A characteristic – but over-simplistic – view of ritualistic behaviours in autism is that of a solitary child lining up rows of bricks or coins, spinning the wheels of toy cars, posting objects down the backs of radiators or chairs, or collecting coins, leaves, pieces of string or plumbing equipment. However, with age, particularly in the case of individuals of higher intellectual ability, the routines, rituals and stereotypes tend to become much more complex. For many individuals, too, they may play a crucial role in keeping fear and anxiety under control. As Therese Jolliffe notes:

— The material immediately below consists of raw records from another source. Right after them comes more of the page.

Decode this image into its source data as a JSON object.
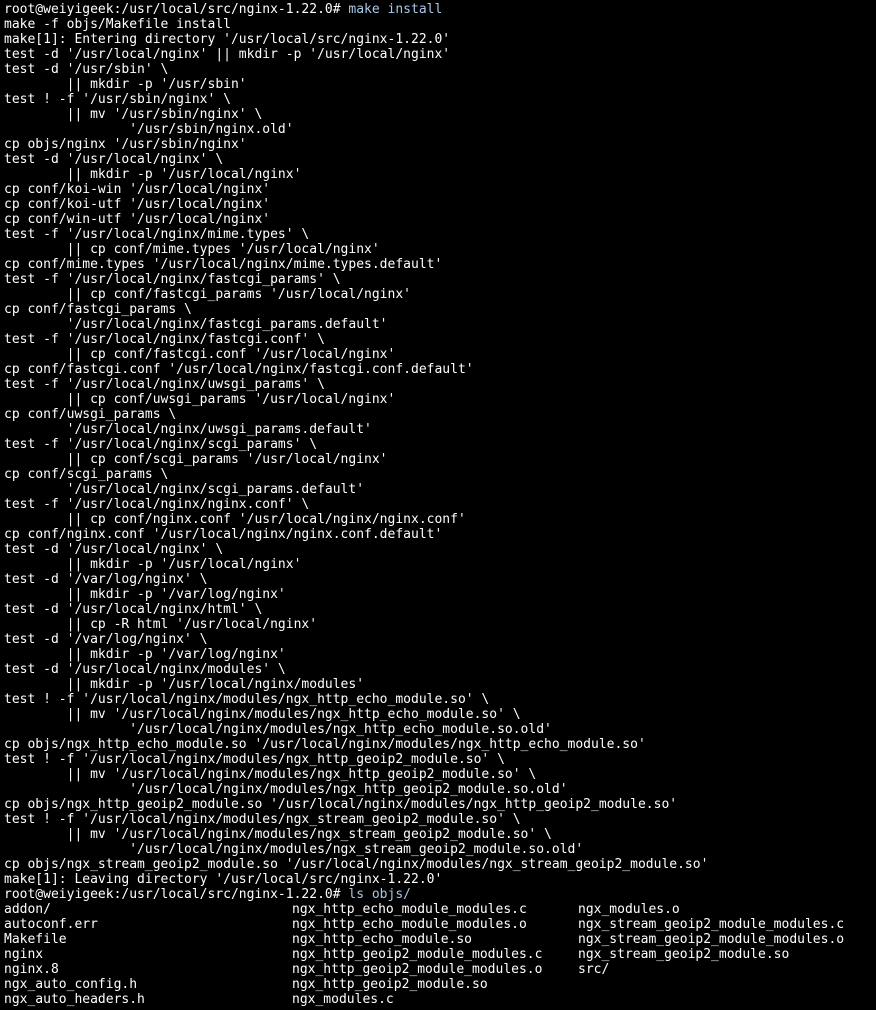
{
  "prompt1": "root@weiyigeek:/usr/local/src/nginx-1.22.0# ",
  "cmd1": "make install",
  "body": [
    "make -f objs/Makefile install",
    "make[1]: Entering directory '/usr/local/src/nginx-1.22.0'",
    "test -d '/usr/local/nginx' || mkdir -p '/usr/local/nginx'",
    "test -d '/usr/sbin' \\",
    "        || mkdir -p '/usr/sbin'",
    "test ! -f '/usr/sbin/nginx' \\",
    "        || mv '/usr/sbin/nginx' \\",
    "                '/usr/sbin/nginx.old'",
    "cp objs/nginx '/usr/sbin/nginx'",
    "test -d '/usr/local/nginx' \\",
    "        || mkdir -p '/usr/local/nginx'",
    "cp conf/koi-win '/usr/local/nginx'",
    "cp conf/koi-utf '/usr/local/nginx'",
    "cp conf/win-utf '/usr/local/nginx'",
    "test -f '/usr/local/nginx/mime.types' \\",
    "        || cp conf/mime.types '/usr/local/nginx'",
    "cp conf/mime.types '/usr/local/nginx/mime.types.default'",
    "test -f '/usr/local/nginx/fastcgi_params' \\",
    "        || cp conf/fastcgi_params '/usr/local/nginx'",
    "cp conf/fastcgi_params \\",
    "        '/usr/local/nginx/fastcgi_params.default'",
    "test -f '/usr/local/nginx/fastcgi.conf' \\",
    "        || cp conf/fastcgi.conf '/usr/local/nginx'",
    "cp conf/fastcgi.conf '/usr/local/nginx/fastcgi.conf.default'",
    "test -f '/usr/local/nginx/uwsgi_params' \\",
    "        || cp conf/uwsgi_params '/usr/local/nginx'",
    "cp conf/uwsgi_params \\",
    "        '/usr/local/nginx/uwsgi_params.default'",
    "test -f '/usr/local/nginx/scgi_params' \\",
    "        || cp conf/scgi_params '/usr/local/nginx'",
    "cp conf/scgi_params \\",
    "        '/usr/local/nginx/scgi_params.default'",
    "test -f '/usr/local/nginx/nginx.conf' \\",
    "        || cp conf/nginx.conf '/usr/local/nginx/nginx.conf'",
    "cp conf/nginx.conf '/usr/local/nginx/nginx.conf.default'",
    "test -d '/usr/local/nginx' \\",
    "        || mkdir -p '/usr/local/nginx'",
    "test -d '/var/log/nginx' \\",
    "        || mkdir -p '/var/log/nginx'",
    "test -d '/usr/local/nginx/html' \\",
    "        || cp -R html '/usr/local/nginx'",
    "test -d '/var/log/nginx' \\",
    "        || mkdir -p '/var/log/nginx'",
    "test -d '/usr/local/nginx/modules' \\",
    "        || mkdir -p '/usr/local/nginx/modules'",
    "test ! -f '/usr/local/nginx/modules/ngx_http_echo_module.so' \\",
    "        || mv '/usr/local/nginx/modules/ngx_http_echo_module.so' \\",
    "                '/usr/local/nginx/modules/ngx_http_echo_module.so.old'",
    "cp objs/ngx_http_echo_module.so '/usr/local/nginx/modules/ngx_http_echo_module.so'",
    "test ! -f '/usr/local/nginx/modules/ngx_http_geoip2_module.so' \\",
    "        || mv '/usr/local/nginx/modules/ngx_http_geoip2_module.so' \\",
    "                '/usr/local/nginx/modules/ngx_http_geoip2_module.so.old'",
    "cp objs/ngx_http_geoip2_module.so '/usr/local/nginx/modules/ngx_http_geoip2_module.so'",
    "test ! -f '/usr/local/nginx/modules/ngx_stream_geoip2_module.so' \\",
    "        || mv '/usr/local/nginx/modules/ngx_stream_geoip2_module.so' \\",
    "                '/usr/local/nginx/modules/ngx_stream_geoip2_module.so.old'",
    "cp objs/ngx_stream_geoip2_module.so '/usr/local/nginx/modules/ngx_stream_geoip2_module.so'",
    "make[1]: Leaving directory '/usr/local/src/nginx-1.22.0'"
  ],
  "prompt2": "root@weiyigeek:/usr/local/src/nginx-1.22.0# ",
  "cmd2": "ls objs/",
  "ls": {
    "rows": [
      [
        "addon/",
        "ngx_http_echo_module_modules.c",
        "ngx_modules.o"
      ],
      [
        "autoconf.err",
        "ngx_http_echo_module_modules.o",
        "ngx_stream_geoip2_module_modules.c"
      ],
      [
        "Makefile",
        "ngx_http_echo_module.so",
        "ngx_stream_geoip2_module_modules.o"
      ],
      [
        "nginx",
        "ngx_http_geoip2_module_modules.c",
        "ngx_stream_geoip2_module.so"
      ],
      [
        "nginx.8",
        "ngx_http_geoip2_module_modules.o",
        "src/"
      ],
      [
        "ngx_auto_config.h",
        "ngx_http_geoip2_module.so",
        ""
      ],
      [
        "ngx_auto_headers.h",
        "ngx_modules.c",
        ""
      ]
    ]
  }
}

Reality to an autistic person is a confusing, interacting mass of events, people, places, sounds and sights. There seems to be no clear boundaries, order or meaning to anything. A large part of my life is spent trying to work out the pattern behind everything. Set routines, times, particular routes and rituals all help to get order into an unbearably chaotic life. Trying to keep everything the same reduces some of the terrible fear.